◆ YOUR TASK
What you print should match the entries exactly, only without the pictures.

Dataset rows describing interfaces
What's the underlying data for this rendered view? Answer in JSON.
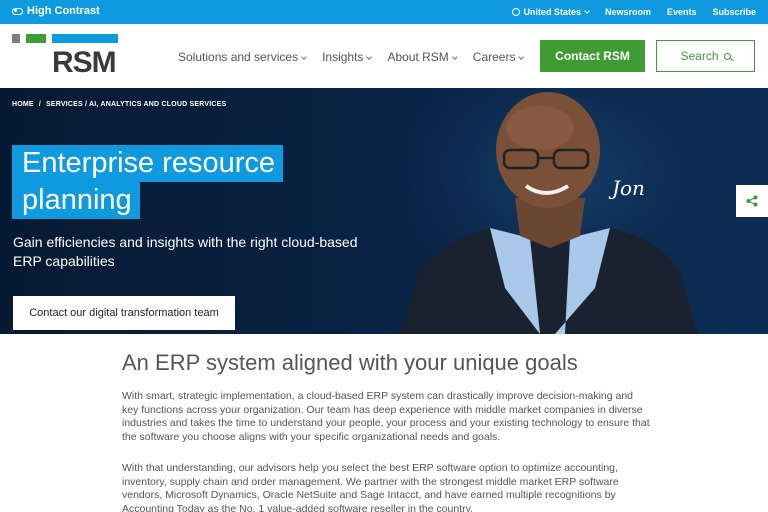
{
  "topbar": {
    "high_contrast": "High Contrast",
    "region": "United States",
    "newsroom": "Newsroom",
    "events": "Events",
    "subscribe": "Subscribe"
  },
  "header": {
    "logo_text": "RSM",
    "nav": [
      {
        "label": "Solutions and services"
      },
      {
        "label": "Insights"
      },
      {
        "label": "About RSM"
      },
      {
        "label": "Careers"
      }
    ],
    "contact_label": "Contact RSM",
    "search_label": "Search"
  },
  "hero": {
    "breadcrumb": [
      "HOME",
      "SERVICES / AI, ANALYTICS AND CLOUD SERVICES"
    ],
    "breadcrumb_sep": "/",
    "title_line1": "Enterprise resource",
    "title_line2": "planning",
    "subtitle": "Gain efficiencies and insights with the right cloud-based ERP capabilities",
    "cta_label": "Contact our digital transformation team",
    "signature": "Jon"
  },
  "content": {
    "heading": "An ERP system aligned with your unique goals",
    "paragraph1": "With smart, strategic implementation, a cloud-based ERP system can drastically improve decision-making and key functions across your organization. Our team has deep experience with middle market companies in diverse industries and takes the time to understand your people, your process and your existing technology to ensure that the software you choose aligns with your specific organizational needs and goals.",
    "paragraph2": "With that understanding, our advisors help you select the best ERP software option to optimize accounting, inventory, supply chain and order management. We partner with the strongest middle market ERP software vendors, Microsoft Dynamics, Oracle NetSuite and Sage Intacct, and have earned multiple recognitions by Accounting Today as the No. 1 value-added software reseller in the country."
  },
  "colors": {
    "brand_blue": "#0f9ae0",
    "brand_green": "#3f9c35",
    "hero_navy": "#0a2446"
  }
}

◆ TASK OUTPUT
What's the underlying data for this rendered view? Answer in JSON.
{
  "topbar": {
    "high_contrast": "High Contrast",
    "region": "United States",
    "newsroom": "Newsroom",
    "events": "Events",
    "subscribe": "Subscribe"
  },
  "header": {
    "logo_text": "RSM",
    "nav": [
      {
        "label": "Solutions and services"
      },
      {
        "label": "Insights"
      },
      {
        "label": "About RSM"
      },
      {
        "label": "Careers"
      }
    ],
    "contact_label": "Contact RSM",
    "search_label": "Search"
  },
  "hero": {
    "breadcrumb": [
      "HOME",
      "SERVICES / AI, ANALYTICS AND CLOUD SERVICES"
    ],
    "breadcrumb_sep": "/",
    "title_line1": "Enterprise resource",
    "title_line2": "planning",
    "subtitle": "Gain efficiencies and insights with the right cloud-based ERP capabilities",
    "cta_label": "Contact our digital transformation team",
    "signature": "Jon"
  },
  "content": {
    "heading": "An ERP system aligned with your unique goals",
    "paragraph1": "With smart, strategic implementation, a cloud-based ERP system can drastically improve decision-making and key functions across your organization. Our team has deep experience with middle market companies in diverse industries and takes the time to understand your people, your process and your existing technology to ensure that the software you choose aligns with your specific organizational needs and goals.",
    "paragraph2": "With that understanding, our advisors help you select the best ERP software option to optimize accounting, inventory, supply chain and order management. We partner with the strongest middle market ERP software vendors, Microsoft Dynamics, Oracle NetSuite and Sage Intacct, and have earned multiple recognitions by Accounting Today as the No. 1 value-added software reseller in the country."
  },
  "colors": {
    "brand_blue": "#0f9ae0",
    "brand_green": "#3f9c35",
    "hero_navy": "#0a2446"
  }
}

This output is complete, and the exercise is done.